··· Recorded data

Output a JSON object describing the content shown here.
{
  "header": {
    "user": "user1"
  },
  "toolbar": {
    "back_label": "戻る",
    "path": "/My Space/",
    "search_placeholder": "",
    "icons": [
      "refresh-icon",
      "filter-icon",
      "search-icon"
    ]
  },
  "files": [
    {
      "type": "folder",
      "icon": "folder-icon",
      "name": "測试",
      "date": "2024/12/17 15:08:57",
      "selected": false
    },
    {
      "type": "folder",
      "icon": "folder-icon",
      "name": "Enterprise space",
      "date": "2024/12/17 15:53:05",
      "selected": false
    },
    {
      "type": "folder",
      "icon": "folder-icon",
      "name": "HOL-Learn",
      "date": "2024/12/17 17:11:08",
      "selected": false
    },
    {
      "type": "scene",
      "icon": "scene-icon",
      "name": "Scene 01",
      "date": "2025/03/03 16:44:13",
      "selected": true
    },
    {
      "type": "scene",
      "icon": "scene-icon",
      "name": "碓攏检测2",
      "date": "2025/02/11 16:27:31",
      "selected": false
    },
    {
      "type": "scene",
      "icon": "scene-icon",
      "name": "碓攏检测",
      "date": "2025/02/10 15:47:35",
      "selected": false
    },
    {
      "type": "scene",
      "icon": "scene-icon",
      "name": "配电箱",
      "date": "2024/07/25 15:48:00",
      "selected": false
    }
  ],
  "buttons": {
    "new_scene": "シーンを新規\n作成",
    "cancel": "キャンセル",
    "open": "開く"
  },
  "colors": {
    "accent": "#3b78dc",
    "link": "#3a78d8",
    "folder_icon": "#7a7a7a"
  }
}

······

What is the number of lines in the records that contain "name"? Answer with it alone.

7